* To do: Say how many lines in the listing below contain the word "首届中非数贸周开幕". Give the number alone.
Material for this task Block Start
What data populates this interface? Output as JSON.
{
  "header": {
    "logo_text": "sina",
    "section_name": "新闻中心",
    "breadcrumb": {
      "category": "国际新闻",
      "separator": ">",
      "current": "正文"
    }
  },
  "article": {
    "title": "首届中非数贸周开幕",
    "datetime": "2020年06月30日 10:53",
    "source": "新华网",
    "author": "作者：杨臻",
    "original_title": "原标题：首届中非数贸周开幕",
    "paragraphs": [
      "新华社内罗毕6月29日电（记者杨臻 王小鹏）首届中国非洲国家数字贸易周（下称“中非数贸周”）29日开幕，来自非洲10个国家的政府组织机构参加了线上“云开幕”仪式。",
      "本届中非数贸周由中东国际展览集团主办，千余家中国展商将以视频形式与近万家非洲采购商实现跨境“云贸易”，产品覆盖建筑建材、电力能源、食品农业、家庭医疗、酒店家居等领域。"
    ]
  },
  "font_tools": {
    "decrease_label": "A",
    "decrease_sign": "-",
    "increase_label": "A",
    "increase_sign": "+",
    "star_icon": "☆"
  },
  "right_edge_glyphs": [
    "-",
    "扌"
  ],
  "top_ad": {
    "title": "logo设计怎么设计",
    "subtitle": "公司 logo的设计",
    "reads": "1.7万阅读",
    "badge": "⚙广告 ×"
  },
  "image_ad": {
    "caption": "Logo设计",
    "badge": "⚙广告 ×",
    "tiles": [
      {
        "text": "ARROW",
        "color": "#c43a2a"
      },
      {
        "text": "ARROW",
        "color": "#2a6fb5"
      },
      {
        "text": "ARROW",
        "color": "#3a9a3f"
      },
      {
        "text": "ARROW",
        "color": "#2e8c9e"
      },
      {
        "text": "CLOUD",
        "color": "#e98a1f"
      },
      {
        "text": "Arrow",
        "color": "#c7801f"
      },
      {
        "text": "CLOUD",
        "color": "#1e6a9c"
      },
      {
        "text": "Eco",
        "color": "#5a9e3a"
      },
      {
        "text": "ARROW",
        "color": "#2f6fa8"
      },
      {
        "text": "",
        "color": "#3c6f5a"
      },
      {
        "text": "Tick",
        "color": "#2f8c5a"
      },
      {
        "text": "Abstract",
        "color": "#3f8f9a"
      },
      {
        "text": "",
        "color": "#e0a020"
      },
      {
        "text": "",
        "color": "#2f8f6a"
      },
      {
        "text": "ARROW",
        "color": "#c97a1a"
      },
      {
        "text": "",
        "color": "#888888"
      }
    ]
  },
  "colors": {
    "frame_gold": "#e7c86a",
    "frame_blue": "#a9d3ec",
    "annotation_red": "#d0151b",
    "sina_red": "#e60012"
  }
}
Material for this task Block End
* Output below: 2